Public toilets in Peru
Some places do offer the opportunity to buy toilet paper from a dispenser, and you normally have to pay to use public bathrooms in places like bus terminals and markets. It's normally S/.0.50 ($0.16) to use the loo and this comes with a good sized piece of toilet paper as well. For the many places that just don't offer paper at all, for a fee, free, or otherwise, you will instantaneously become the most popular person in the travel group if you pull out your beautiful, glorious roll of toilet paper. In this moment it is worth more than gold and you are the Conquistador of the baño.
For those on a low budget, you don't necessarily have to opt for toilet paper. As a traveler, you'll probably be dining out most nights and many places provide way too many napkins, especially on planes. Who needs a napkin for their drink, another napkin to put it on, a napkin for their peanuts, and a napkin for whatever other airline delicacy they serve you? Has no one heard of deforestation? Put those murdered tress to good use. Tuck all your unused, or slightly used, napkins into an outer pocket of your backpack. Whenever you find yourself in a tricky situation you won't be reduced to despair and sticky solutions.
Don’t Flush Toilet Paper in Peru

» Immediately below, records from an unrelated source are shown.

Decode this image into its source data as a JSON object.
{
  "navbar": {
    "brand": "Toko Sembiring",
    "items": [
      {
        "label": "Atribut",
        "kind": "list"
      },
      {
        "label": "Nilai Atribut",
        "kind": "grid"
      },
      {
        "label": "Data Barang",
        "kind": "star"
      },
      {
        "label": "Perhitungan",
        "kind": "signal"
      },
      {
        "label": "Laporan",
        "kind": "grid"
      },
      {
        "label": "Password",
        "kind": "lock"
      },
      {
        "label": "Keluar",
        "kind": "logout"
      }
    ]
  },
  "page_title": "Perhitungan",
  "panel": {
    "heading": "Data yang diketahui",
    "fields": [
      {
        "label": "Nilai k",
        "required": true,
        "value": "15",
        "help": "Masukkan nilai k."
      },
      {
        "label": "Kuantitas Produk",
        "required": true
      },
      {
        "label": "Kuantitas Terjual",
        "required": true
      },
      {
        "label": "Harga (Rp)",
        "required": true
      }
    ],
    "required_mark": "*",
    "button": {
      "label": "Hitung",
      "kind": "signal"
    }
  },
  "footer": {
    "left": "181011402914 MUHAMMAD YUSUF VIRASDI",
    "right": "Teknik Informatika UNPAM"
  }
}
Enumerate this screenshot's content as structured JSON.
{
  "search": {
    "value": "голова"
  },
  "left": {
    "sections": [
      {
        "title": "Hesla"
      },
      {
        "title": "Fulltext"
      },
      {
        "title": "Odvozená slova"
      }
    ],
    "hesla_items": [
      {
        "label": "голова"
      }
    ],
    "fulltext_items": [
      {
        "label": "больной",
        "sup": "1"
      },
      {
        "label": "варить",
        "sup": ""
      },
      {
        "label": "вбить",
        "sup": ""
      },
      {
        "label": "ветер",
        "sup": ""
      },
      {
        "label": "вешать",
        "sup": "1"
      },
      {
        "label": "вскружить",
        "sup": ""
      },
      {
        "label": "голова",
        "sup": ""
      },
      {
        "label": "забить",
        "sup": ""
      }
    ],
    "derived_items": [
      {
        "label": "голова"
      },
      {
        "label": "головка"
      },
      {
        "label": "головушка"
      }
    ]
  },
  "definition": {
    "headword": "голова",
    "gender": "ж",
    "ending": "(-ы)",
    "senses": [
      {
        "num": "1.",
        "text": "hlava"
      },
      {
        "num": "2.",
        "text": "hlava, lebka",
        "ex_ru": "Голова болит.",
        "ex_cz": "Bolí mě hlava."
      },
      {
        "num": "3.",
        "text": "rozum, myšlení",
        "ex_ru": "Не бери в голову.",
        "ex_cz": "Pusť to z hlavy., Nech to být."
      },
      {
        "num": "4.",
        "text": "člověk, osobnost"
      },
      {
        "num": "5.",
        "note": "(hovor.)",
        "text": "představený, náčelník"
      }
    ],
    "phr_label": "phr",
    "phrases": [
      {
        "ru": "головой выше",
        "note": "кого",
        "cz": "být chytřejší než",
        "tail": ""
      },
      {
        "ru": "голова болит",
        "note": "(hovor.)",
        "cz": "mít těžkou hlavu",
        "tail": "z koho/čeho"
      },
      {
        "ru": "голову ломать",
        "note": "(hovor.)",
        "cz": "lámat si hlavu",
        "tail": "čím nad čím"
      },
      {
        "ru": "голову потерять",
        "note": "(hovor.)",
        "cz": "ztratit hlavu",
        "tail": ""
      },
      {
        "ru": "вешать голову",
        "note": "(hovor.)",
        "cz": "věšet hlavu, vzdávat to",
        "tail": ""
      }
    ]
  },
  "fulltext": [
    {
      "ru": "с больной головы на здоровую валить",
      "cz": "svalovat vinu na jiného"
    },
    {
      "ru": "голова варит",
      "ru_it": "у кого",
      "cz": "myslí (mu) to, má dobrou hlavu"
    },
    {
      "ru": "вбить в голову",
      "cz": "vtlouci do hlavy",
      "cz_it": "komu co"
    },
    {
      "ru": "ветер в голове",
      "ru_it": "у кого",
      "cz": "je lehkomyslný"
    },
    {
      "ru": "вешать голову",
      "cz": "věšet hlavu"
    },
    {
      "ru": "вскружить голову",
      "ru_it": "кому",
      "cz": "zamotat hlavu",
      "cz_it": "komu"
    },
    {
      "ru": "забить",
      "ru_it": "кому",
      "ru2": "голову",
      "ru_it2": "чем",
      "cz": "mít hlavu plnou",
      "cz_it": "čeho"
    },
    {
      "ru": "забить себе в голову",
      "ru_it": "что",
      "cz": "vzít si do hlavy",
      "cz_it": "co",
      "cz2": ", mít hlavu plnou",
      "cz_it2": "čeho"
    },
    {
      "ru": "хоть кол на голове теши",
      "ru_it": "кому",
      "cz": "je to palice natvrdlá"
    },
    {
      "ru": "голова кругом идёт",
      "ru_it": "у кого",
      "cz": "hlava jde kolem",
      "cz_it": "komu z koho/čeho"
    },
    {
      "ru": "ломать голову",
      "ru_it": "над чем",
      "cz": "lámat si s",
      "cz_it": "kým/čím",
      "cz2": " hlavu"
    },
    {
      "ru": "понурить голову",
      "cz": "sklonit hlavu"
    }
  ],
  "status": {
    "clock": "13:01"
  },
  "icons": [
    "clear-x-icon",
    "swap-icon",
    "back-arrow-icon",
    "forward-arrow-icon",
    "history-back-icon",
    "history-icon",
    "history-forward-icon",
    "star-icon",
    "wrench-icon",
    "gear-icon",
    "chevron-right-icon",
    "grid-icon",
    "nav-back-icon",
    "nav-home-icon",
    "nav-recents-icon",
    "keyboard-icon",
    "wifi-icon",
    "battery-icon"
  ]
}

Despite having to adhere to a Bring Your Own Rule when it comes to toilet paper, you can expect very special treatment for your precious paper once you are through with it. Rather than disposing of your treasured friend in the toilet bowl where it is flushed down with common waste, in Peru your toilet paper receives royalty treatment. There will be a specific trash can, or overflowing trash pile that might harbor a can somewhere at the bottom, for you to reverently dispose of your used paper. Humor aside, you don't flush your paper in Peru for a very important reason. The Peruvian plumbing and septic system is not equipped to process and deal with paper waste. You must dispose of all toilet paper, sanitary items, and diapers in the allotted trash can located next to the toilet.